First off, I think LDS culture emphasizes learning and reading in general. We grow up reading from the scriptures, and our prophet speaks often about the importance of education. Because of this, I think that there are just a lot of very literate people in our culture—and that translates to more writers and more readers.
Beyond that, fantasy has a tradition of having strong values (two of the most foundational authors in the genre are C.S. Lewis and J.R.R. Tolkien, who both dealt a lot with good against evil and used Christian themes in their writing.) Because of this, fantasy attracts religious people, I think. Even something as generally un-religious as Harry Potter deals with the tradition of the good and the pure struggling against the corrupt and the evil.
Finally, I think that the LDS religion—despite what some detractors may say—is far more open and accepting of new thoughts and ideas than other religious cultures. To an LDS reader, the concept of other populated worlds isn't threatening.
On the question on the "alignment" of the characters, he said that there are no completely good character in the books, as he thought such a character would be completely boring (right—Galad is boring!—my comment), and would probably be killed rather quickly, like other fully good persons in the world. He took Jesus as example of this. Instead, every person struggles with the good and bad sides of his/her personality.

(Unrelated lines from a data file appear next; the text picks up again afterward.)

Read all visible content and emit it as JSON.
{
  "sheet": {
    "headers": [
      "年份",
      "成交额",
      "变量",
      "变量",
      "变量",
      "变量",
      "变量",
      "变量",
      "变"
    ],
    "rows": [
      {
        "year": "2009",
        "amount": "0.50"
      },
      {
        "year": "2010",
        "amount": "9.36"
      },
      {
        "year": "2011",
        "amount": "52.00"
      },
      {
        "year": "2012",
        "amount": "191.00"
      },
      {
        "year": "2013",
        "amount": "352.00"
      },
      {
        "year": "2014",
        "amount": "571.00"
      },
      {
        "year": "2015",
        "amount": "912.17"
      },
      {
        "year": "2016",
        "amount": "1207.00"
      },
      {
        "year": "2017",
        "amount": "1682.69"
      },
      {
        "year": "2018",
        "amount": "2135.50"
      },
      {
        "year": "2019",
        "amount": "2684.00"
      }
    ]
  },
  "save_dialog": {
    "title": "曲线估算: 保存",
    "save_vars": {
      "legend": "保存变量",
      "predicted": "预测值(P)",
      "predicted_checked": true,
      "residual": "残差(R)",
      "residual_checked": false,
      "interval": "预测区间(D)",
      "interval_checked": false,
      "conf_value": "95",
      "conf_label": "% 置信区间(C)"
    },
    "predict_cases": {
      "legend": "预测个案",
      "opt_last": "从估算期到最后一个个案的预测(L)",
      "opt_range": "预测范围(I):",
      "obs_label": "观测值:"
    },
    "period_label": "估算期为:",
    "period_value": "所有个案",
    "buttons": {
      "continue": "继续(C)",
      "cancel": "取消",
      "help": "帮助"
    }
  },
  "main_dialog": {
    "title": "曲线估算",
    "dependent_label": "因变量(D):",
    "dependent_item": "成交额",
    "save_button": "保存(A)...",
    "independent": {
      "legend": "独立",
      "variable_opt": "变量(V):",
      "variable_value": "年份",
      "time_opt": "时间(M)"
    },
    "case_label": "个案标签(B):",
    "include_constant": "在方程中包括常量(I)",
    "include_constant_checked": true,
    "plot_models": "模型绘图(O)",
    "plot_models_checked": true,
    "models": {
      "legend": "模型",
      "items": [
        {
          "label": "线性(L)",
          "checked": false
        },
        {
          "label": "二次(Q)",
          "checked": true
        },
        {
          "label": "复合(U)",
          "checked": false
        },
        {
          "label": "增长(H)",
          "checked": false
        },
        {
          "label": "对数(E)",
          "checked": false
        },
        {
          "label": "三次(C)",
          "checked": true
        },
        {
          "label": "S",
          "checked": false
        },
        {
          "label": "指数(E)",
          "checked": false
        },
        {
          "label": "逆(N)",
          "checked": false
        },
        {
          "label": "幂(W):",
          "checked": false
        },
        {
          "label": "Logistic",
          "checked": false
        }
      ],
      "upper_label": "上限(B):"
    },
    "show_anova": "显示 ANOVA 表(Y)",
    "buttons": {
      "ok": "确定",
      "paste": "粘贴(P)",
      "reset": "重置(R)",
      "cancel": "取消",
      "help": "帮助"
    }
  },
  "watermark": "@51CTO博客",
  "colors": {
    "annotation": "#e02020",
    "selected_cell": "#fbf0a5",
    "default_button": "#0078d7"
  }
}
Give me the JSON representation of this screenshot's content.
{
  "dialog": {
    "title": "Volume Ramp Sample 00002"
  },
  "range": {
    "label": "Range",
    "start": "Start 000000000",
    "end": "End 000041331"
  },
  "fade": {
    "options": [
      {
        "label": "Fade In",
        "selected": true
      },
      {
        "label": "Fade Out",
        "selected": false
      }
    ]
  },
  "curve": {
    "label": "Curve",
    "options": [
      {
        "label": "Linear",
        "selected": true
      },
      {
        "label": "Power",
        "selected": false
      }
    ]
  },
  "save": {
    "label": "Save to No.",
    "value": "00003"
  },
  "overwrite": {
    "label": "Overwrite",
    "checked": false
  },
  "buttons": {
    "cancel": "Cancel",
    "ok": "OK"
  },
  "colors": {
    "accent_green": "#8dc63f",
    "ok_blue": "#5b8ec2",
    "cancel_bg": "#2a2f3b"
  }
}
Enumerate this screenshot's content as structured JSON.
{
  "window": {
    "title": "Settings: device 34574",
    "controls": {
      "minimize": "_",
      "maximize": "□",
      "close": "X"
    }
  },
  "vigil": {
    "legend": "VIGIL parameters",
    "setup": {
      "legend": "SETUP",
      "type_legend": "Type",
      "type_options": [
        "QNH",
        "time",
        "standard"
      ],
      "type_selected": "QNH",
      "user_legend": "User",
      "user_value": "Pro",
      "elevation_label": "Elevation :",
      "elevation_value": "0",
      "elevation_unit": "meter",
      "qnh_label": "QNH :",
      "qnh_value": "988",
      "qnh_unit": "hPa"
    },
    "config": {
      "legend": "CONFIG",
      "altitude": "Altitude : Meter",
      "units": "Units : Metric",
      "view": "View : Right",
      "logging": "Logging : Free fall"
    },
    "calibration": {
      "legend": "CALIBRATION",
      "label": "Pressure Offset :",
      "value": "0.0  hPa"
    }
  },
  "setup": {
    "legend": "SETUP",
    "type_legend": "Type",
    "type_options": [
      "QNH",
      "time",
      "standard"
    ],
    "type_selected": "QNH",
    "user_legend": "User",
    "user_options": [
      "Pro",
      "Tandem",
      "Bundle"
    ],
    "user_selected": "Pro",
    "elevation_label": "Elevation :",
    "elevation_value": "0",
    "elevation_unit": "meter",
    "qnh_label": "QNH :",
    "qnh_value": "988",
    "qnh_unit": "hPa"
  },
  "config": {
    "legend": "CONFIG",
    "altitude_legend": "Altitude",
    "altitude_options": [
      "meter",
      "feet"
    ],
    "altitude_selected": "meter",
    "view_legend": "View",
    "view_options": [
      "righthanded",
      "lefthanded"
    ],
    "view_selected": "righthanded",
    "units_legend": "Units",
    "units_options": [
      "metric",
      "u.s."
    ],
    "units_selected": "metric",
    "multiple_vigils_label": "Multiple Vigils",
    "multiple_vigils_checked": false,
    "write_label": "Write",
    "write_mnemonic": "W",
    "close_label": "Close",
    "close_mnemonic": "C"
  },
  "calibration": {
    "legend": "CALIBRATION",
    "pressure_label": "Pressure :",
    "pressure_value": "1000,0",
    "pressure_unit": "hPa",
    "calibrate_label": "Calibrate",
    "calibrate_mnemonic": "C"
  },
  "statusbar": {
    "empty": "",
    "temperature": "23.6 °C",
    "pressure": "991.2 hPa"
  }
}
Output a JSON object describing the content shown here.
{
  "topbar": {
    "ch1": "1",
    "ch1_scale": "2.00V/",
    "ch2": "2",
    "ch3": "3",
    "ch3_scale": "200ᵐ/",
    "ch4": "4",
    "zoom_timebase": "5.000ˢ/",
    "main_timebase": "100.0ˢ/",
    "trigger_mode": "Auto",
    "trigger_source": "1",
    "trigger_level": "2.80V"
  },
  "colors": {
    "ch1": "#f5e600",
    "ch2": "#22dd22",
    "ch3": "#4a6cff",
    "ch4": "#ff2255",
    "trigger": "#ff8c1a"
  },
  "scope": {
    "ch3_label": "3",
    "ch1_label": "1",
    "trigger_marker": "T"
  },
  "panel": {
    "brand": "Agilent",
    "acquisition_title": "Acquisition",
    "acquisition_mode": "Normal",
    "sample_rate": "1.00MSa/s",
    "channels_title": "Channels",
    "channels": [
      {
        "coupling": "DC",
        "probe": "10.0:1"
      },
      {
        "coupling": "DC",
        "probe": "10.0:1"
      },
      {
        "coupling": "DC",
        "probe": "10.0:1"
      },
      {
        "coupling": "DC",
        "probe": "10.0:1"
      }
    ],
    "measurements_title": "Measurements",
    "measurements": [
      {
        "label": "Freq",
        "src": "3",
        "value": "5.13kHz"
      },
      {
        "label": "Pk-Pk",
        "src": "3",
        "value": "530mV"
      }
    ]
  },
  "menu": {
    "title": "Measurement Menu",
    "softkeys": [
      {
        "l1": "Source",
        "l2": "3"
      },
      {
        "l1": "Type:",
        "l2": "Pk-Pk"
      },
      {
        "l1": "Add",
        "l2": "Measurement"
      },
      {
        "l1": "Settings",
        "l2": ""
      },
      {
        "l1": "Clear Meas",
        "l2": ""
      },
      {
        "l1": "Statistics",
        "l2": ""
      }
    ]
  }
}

Another point he pressed was that "no one's going to rescue you", there are not going to happen any miracles. The Creator shaped the world and set the rules, but does not interfere. Humankind messed things up, and have to fix it too, as well as finding the truth themselves.
Someone asked if it were hard to write Jasnah, an atheist character, for a devout Christian.
Brandon said he read a lot of atheist message boards for inspiration. Also, it sounded like he'd had the character in his head for a while, but hadn't found the right book to put it in—e.g. he said it would make no sense to put an atheist in a world where gods walk around (i.e. Warbreaker).